## Try it
Verbatim copy, images removed: write out the entries below.

## Dataset rows describing interfaces
___

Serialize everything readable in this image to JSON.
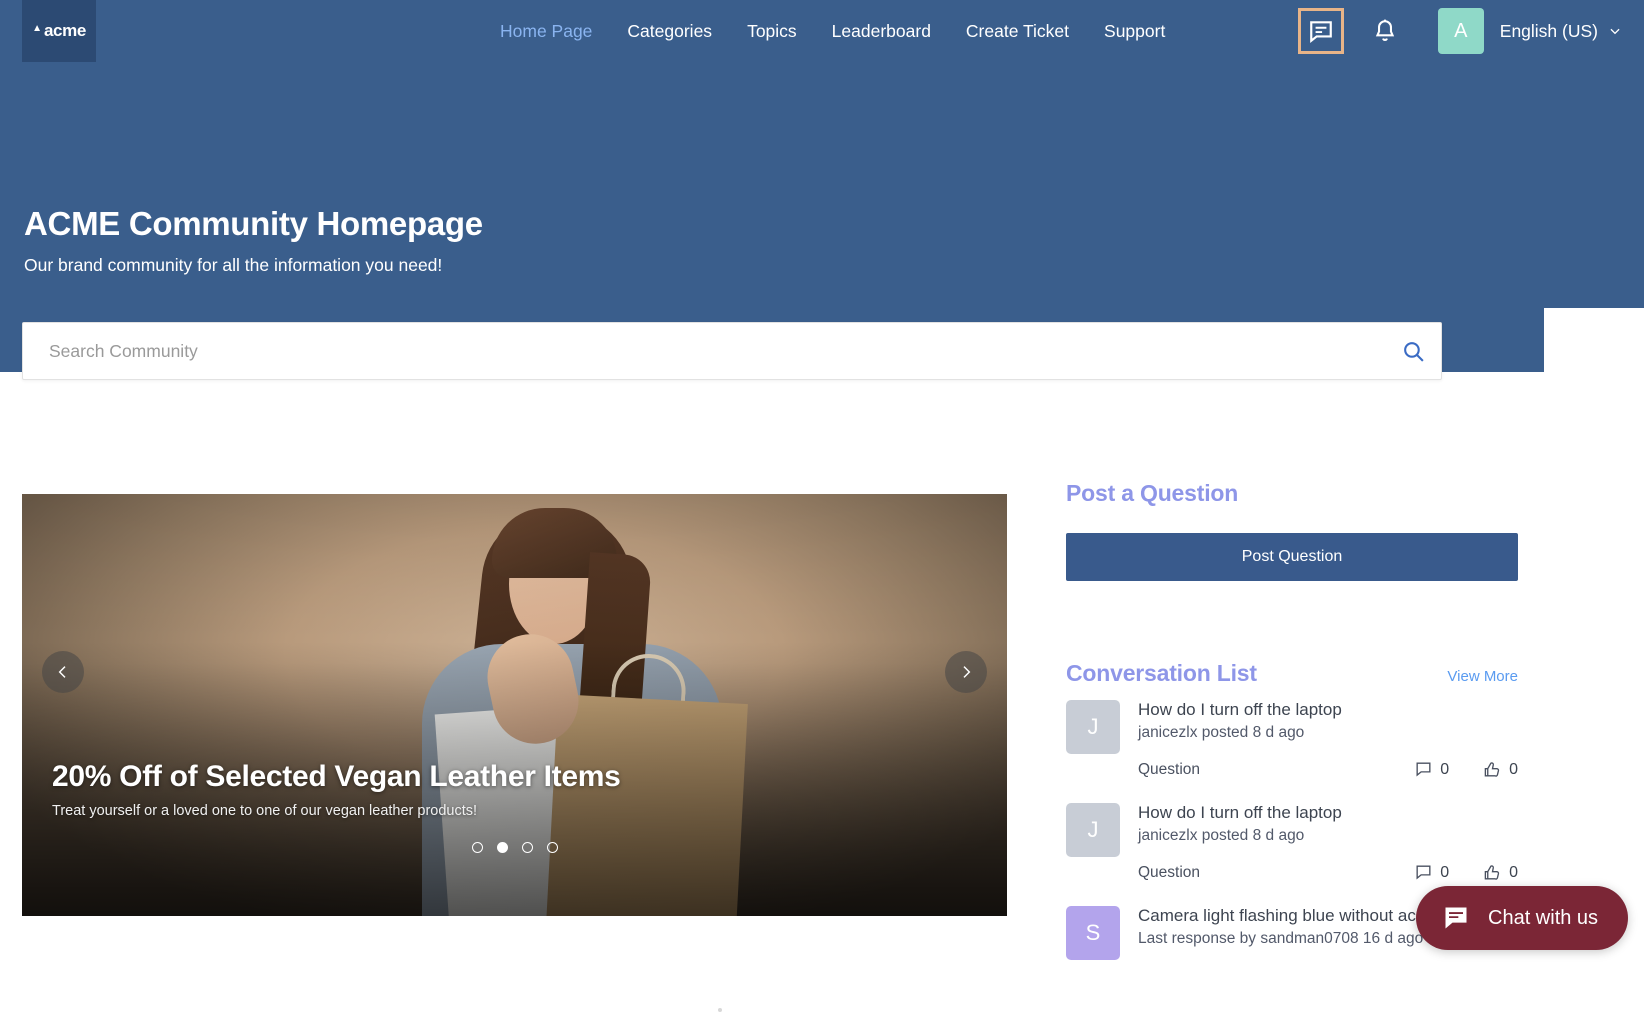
{
  "nav": {
    "logo_text": "acme",
    "links": [
      {
        "label": "Home Page",
        "active": true
      },
      {
        "label": "Categories",
        "active": false
      },
      {
        "label": "Topics",
        "active": false
      },
      {
        "label": "Leaderboard",
        "active": false
      },
      {
        "label": "Create Ticket",
        "active": false
      },
      {
        "label": "Support",
        "active": false
      }
    ],
    "messages_icon": "chat-bubble-icon",
    "notifications_icon": "bell-icon",
    "avatar_initial": "A",
    "avatar_color": "#8fd9c8",
    "language": "English (US)",
    "focus_ring_color": "#e8b488"
  },
  "hero": {
    "title": "ACME Community Homepage",
    "subtitle": "Our brand community for all the information you need!",
    "background_color": "#3a5e8c"
  },
  "search": {
    "placeholder": "Search Community",
    "value": "",
    "icon": "search-icon"
  },
  "carousel": {
    "title": "20% Off of Selected Vegan Leather Items",
    "subtitle": "Treat yourself or a loved one to one of our vegan leather products!",
    "prev_label": "‹",
    "next_label": "›",
    "slides": 4,
    "active_slide": 2
  },
  "post_question": {
    "heading": "Post a Question",
    "button_label": "Post Question",
    "heading_color": "#8e96e8",
    "button_color": "#395a8c"
  },
  "conversations": {
    "heading": "Conversation List",
    "view_more": "View More",
    "items": [
      {
        "avatar_initial": "J",
        "avatar_color": "#c8cdd6",
        "title": "How do I turn off the laptop",
        "meta": "janicezlx posted 8 d ago",
        "type": "Question",
        "comments": "0",
        "likes": "0"
      },
      {
        "avatar_initial": "J",
        "avatar_color": "#c8cdd6",
        "title": "How do I turn off the laptop",
        "meta": "janicezlx posted 8 d ago",
        "type": "Question",
        "comments": "0",
        "likes": "0"
      },
      {
        "avatar_initial": "S",
        "avatar_color": "#b3a4ec",
        "title": "Camera light flashing blue without ac",
        "meta": "Last response by sandman0708 16 d ago",
        "type": "",
        "comments": "",
        "likes": ""
      }
    ]
  },
  "chat_widget": {
    "label": "Chat with us",
    "icon": "chat-bubble-icon",
    "color": "#7b2636"
  }
}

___

## The answer
Serialize everything readable in this image to JSON.
{
  "nav": {
    "logo_text": "acme",
    "links": [
      {
        "label": "Home Page",
        "active": true
      },
      {
        "label": "Categories",
        "active": false
      },
      {
        "label": "Topics",
        "active": false
      },
      {
        "label": "Leaderboard",
        "active": false
      },
      {
        "label": "Create Ticket",
        "active": false
      },
      {
        "label": "Support",
        "active": false
      }
    ],
    "messages_icon": "chat-bubble-icon",
    "notifications_icon": "bell-icon",
    "avatar_initial": "A",
    "avatar_color": "#8fd9c8",
    "language": "English (US)",
    "focus_ring_color": "#e8b488"
  },
  "hero": {
    "title": "ACME Community Homepage",
    "subtitle": "Our brand community for all the information you need!",
    "background_color": "#3a5e8c"
  },
  "search": {
    "placeholder": "Search Community",
    "value": "",
    "icon": "search-icon"
  },
  "carousel": {
    "title": "20% Off of Selected Vegan Leather Items",
    "subtitle": "Treat yourself or a loved one to one of our vegan leather products!",
    "prev_label": "‹",
    "next_label": "›",
    "slides": 4,
    "active_slide": 2
  },
  "post_question": {
    "heading": "Post a Question",
    "button_label": "Post Question",
    "heading_color": "#8e96e8",
    "button_color": "#395a8c"
  },
  "conversations": {
    "heading": "Conversation List",
    "view_more": "View More",
    "items": [
      {
        "avatar_initial": "J",
        "avatar_color": "#c8cdd6",
        "title": "How do I turn off the laptop",
        "meta": "janicezlx posted 8 d ago",
        "type": "Question",
        "comments": "0",
        "likes": "0"
      },
      {
        "avatar_initial": "J",
        "avatar_color": "#c8cdd6",
        "title": "How do I turn off the laptop",
        "meta": "janicezlx posted 8 d ago",
        "type": "Question",
        "comments": "0",
        "likes": "0"
      },
      {
        "avatar_initial": "S",
        "avatar_color": "#b3a4ec",
        "title": "Camera light flashing blue without ac",
        "meta": "Last response by sandman0708 16 d ago",
        "type": "",
        "comments": "",
        "likes": ""
      }
    ]
  },
  "chat_widget": {
    "label": "Chat with us",
    "icon": "chat-bubble-icon",
    "color": "#7b2636"
  }
}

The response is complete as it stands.